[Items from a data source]
_ _ _ _ _

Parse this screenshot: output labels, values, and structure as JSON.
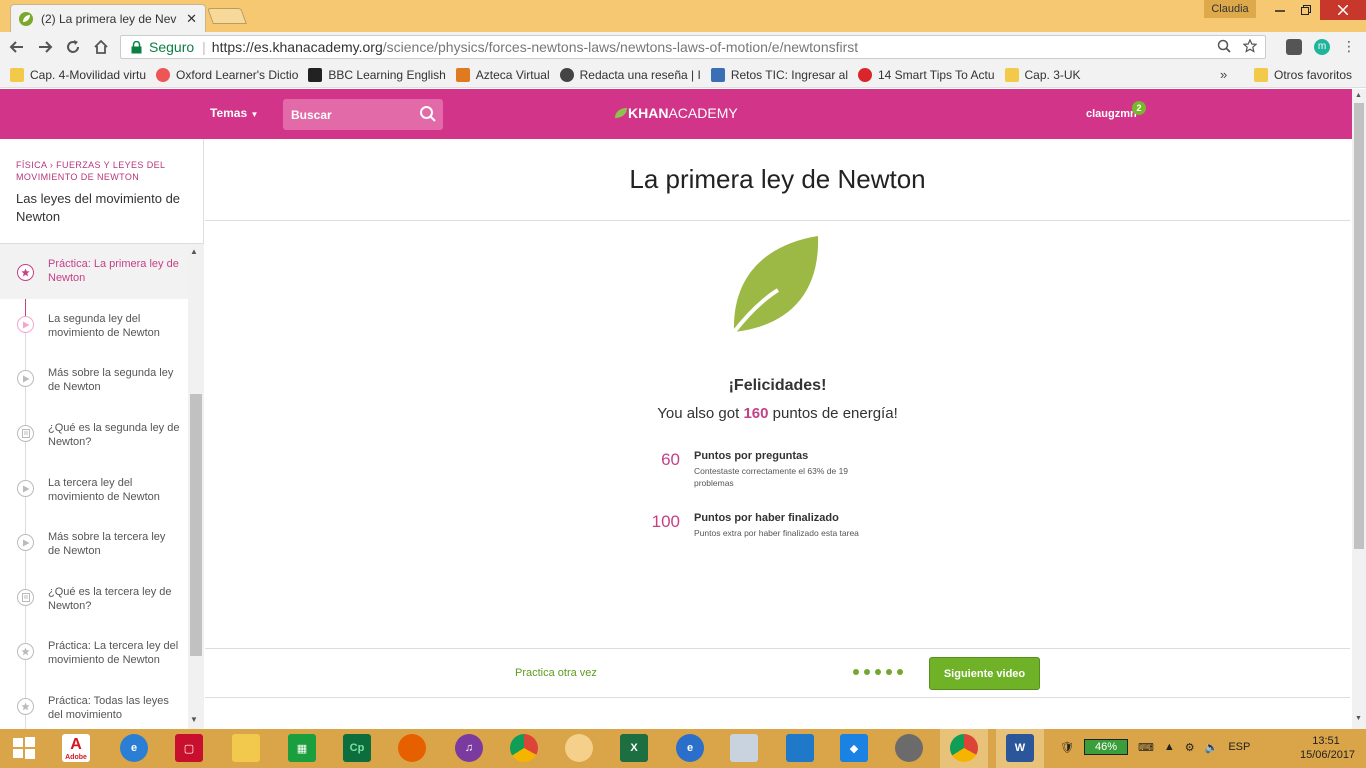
{
  "browser": {
    "tab_title": "(2) La primera ley de Nev",
    "tab_close": "✕",
    "window_user": "Claudia",
    "url_secure_label": "Seguro",
    "url_host": "https://es.khanacademy.org",
    "url_path": "/science/physics/forces-newtons-laws/newtons-laws-of-motion/e/newtonsfirst",
    "ext_m_label": "m",
    "bookmarks": [
      "Cap. 4-Movilidad virtu",
      "Oxford Learner's Dictio",
      "BBC Learning English",
      "Azteca Virtual",
      "Redacta una reseña | I",
      "Retos TIC: Ingresar al",
      "14 Smart Tips To Actu",
      "Cap. 3-UK"
    ],
    "bookmarks_more": "»",
    "other_bookmarks": "Otros favoritos"
  },
  "header": {
    "topics": "Temas",
    "search_placeholder": "Buscar",
    "logo_bold": "KHAN",
    "logo_light": "ACADEMY",
    "username": "claugzmn",
    "notifications": "2"
  },
  "sidebar": {
    "crumb_subject": "FÍSICA",
    "crumb_sep": "›",
    "crumb_topic": "FUERZAS Y LEYES DEL MOVIMIENTO DE NEWTON",
    "section_title": "Las leyes del movimiento de Newton",
    "items": [
      {
        "label": "Práctica: La primera ley de Newton",
        "kind": "star-icon",
        "active": true
      },
      {
        "label": "La segunda ley del movimiento de Newton",
        "kind": "play-icon",
        "active": false
      },
      {
        "label": "Más sobre la segunda ley de Newton",
        "kind": "play-icon",
        "active": false
      },
      {
        "label": "¿Qué es la segunda ley de Newton?",
        "kind": "article-icon",
        "active": false
      },
      {
        "label": "La tercera ley del movimiento de Newton",
        "kind": "play-icon",
        "active": false
      },
      {
        "label": "Más sobre la tercera ley de Newton",
        "kind": "play-icon",
        "active": false
      },
      {
        "label": "¿Qué es la tercera ley de Newton?",
        "kind": "article-icon",
        "active": false
      },
      {
        "label": "Práctica: La tercera ley del movimiento de Newton",
        "kind": "star-icon",
        "active": false
      },
      {
        "label": "Práctica: Todas las leyes del movimiento",
        "kind": "star-icon",
        "active": false
      }
    ]
  },
  "main": {
    "title": "La primera ley de Newton",
    "congrats": "¡Felicidades!",
    "energy_prefix": "You also got",
    "energy_points": "160",
    "energy_suffix": "puntos de energía!",
    "points": [
      {
        "value": "60",
        "label": "Puntos por preguntas",
        "detail": "Contestaste correctamente el 63% de 19 problemas"
      },
      {
        "value": "100",
        "label": "Puntos por haber finalizado",
        "detail": "Puntos extra por haber finalizado esta tarea"
      }
    ],
    "practice_again": "Practica otra vez",
    "next_button": "Siguiente video",
    "progress_dots": 5
  },
  "taskbar": {
    "battery": "46%",
    "language": "ESP",
    "time": "13:51",
    "date": "15/06/2017",
    "adobe_label": "Adobe",
    "cp_label": "Cp"
  },
  "colors": {
    "ka_pink": "#d13488",
    "ka_green": "#6fb227",
    "taskbar": "#d9a548",
    "titlebar": "#f6c872"
  }
}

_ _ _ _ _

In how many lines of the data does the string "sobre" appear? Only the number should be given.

2